As a colleague, manager or employer, there are many ways to show your support for your employee’s return to work. ADI welcomed me back with open arms and it truly helped to make my transition post-maternity leave much easier.
Decorate her desk
I’ll never forget the way my colleagues welcomed me back to work. I walked into my office, and on my desk was a box of donuts and every single picture of my baby that I had shared on Facebook printed out!
Their kindness brought me to tears. They knew how hard my first day away from Pearl was going to be for me and they did whatever they could to make it easier.
Be understanding during the transition
You may be so excited to take a returning mom out for drinks right away to catch up on the last few months, but give it some time. The first few weeks, most moms will be practically running out the door at the end of the day to return to their babies. Don’t take it personally. Offer a welcome back lunch instead! I was desperate for some adult conversation my first few weeks back and couldn’t wait to catch up with my colleagues, but at the end of the day I was really excited to get back to my daughter.
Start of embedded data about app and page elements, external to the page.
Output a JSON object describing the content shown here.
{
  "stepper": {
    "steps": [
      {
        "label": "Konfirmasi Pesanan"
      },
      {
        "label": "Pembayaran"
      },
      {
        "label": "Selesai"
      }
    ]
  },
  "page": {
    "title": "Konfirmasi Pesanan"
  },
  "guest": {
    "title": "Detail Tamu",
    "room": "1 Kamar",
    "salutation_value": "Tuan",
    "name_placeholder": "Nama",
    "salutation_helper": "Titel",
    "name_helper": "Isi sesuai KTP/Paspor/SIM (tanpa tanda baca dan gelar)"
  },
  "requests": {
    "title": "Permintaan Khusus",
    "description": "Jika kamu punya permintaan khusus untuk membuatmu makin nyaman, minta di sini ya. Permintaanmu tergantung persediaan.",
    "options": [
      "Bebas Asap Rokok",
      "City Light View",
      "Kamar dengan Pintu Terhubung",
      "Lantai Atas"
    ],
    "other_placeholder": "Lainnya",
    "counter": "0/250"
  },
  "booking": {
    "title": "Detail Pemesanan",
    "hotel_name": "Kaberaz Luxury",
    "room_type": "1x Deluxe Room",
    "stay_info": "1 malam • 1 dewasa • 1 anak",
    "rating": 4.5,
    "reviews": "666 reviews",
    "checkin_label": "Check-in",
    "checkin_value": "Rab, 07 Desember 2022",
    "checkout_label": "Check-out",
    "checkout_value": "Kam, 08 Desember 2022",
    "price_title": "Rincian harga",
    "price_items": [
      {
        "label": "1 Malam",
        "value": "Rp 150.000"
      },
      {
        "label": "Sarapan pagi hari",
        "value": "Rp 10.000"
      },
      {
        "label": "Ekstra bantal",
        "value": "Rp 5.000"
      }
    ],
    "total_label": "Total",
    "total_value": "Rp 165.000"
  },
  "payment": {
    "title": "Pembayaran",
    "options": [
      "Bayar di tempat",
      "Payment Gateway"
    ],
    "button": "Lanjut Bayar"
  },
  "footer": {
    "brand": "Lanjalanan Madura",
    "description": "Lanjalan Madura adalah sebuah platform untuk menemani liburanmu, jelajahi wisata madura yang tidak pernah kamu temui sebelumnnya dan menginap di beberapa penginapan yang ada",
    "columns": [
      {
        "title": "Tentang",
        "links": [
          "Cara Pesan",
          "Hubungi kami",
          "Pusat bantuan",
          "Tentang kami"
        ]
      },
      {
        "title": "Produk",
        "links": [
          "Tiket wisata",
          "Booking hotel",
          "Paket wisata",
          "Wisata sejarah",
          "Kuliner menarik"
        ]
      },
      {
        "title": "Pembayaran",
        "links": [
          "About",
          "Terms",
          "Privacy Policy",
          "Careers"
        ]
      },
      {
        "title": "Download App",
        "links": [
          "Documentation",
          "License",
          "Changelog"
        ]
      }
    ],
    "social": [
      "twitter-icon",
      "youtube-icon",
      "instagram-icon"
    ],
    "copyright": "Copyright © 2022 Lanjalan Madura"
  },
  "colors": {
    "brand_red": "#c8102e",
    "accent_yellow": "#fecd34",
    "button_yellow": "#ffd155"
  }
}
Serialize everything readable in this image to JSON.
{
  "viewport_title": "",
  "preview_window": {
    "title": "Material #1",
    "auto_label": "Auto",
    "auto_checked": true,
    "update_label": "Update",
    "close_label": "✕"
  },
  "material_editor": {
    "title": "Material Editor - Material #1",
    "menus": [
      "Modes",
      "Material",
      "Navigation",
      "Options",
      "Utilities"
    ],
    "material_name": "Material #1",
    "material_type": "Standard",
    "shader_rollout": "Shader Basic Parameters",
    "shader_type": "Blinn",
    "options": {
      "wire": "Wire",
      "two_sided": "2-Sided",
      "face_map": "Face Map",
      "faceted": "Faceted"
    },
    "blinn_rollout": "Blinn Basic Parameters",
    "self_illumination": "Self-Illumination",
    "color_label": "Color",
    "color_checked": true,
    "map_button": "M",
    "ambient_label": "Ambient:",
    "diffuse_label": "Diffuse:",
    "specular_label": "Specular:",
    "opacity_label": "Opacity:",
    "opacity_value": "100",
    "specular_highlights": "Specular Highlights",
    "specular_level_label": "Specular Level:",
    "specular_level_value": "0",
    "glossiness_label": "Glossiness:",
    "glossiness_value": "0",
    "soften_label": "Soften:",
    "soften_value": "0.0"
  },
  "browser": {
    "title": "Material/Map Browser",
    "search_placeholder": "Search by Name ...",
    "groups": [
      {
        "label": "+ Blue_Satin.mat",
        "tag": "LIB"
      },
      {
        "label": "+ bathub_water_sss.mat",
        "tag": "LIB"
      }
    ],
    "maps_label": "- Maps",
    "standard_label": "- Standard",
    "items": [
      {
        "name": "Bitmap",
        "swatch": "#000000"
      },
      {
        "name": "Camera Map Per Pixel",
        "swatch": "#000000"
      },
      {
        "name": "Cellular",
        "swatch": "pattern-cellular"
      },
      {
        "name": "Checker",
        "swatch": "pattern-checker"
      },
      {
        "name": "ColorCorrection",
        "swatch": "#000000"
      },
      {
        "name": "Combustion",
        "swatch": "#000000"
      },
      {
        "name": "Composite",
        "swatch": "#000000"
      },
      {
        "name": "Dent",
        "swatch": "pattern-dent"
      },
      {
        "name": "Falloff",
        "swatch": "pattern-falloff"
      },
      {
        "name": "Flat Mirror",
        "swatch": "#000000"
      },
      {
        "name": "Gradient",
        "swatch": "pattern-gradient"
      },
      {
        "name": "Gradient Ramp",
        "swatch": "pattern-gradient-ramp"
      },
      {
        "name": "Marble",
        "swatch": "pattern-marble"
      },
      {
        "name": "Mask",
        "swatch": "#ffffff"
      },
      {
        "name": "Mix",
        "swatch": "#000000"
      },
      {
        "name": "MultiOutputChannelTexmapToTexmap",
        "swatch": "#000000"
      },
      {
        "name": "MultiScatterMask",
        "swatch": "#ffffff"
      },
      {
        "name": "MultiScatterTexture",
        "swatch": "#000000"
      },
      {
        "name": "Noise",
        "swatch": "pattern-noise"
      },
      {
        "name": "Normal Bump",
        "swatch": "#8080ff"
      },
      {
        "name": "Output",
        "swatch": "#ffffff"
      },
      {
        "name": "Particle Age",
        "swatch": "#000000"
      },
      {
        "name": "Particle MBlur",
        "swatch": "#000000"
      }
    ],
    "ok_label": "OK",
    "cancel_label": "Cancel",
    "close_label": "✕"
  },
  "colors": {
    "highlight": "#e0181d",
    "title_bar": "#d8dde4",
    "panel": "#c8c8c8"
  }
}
Be supportive of pumping needs
ASICS Digital is extremely supportive of breastfeeding mothers who need to pump while at work. They have a beautiful mother’s room, equipped with a mini fridge and a white noise machine. Having a comfortable room to pump in made a world of difference for me. (I’ve heard of mothers who have had to pump in the corner of a supply closet, or in a conference room with the windows taped up).
Additionally, respect the times that moms need to pump at work. If they have it scheduled on their calendar, do not schedule meetings with them at this time. A lot of moms have a strict pumping schedule from which they cannot deviate.
Help her ease back with a modified on-boarding or orientation session
A lot can happen in a few months at a company. For a mom who has been totally isolated from an organization, having some sort of modified on-boarding or welcome back orientation can be immensely helpful. When I returned to work, there were so many new developments in the company. Even the company name had changed! Setting aside a dedicated time to go through everything that has happened while a new mom was away is a great way to welcome her back and get her caught up.
Add some perks for working moms to your employee benefits package
The workforce is filled with working moms these days. There are now some pretty cool benefits you can add to your benefits package to attract top talent.
Here are just a few:
Pay for Milk Stork service
Milk Stork makes it easy for moms to ship breast milk home when they’re away on business and still breastfeeding. This can give moms peace of mind when traveling for work.
Flexible work schedule
Taking the pressure off of paying for full-time daycare by allowing moms to work from home once a week can sometimes mean the difference between working and staying home for some moms. This flexibility to work from home allows families to save on childcare costs while remaining in the workforce.
Unlimited paid time-off
Many tech companies are moving toward an unlimited time-off policy. This kind of policy is very attractive to working moms (and dads!) because it allows them to attend doctor appointments, recitals, meetings with teachers, or being home with sick kids. This benefit relieves a monumental load of pressure off of working moms.
In summary, I can say with absolute certainty that my transition back to work was made much easier because of the support I received at ASICS Digital. I have been able to watch both my daughter and my career grow simultaneously. I have never been made to feel guilty if I had to leave early to attend a doctor visit, or had to miss an after-work event so I could get home for dinner and bath time. It is a balancing act that I have not yet perfected, but working at ADI makes me feel encouraged, supported, and valued as a working mother.
Do you think ASICS Digital could be the right fit for you? Check out our open roles: https://runkeeper.com/careers/openings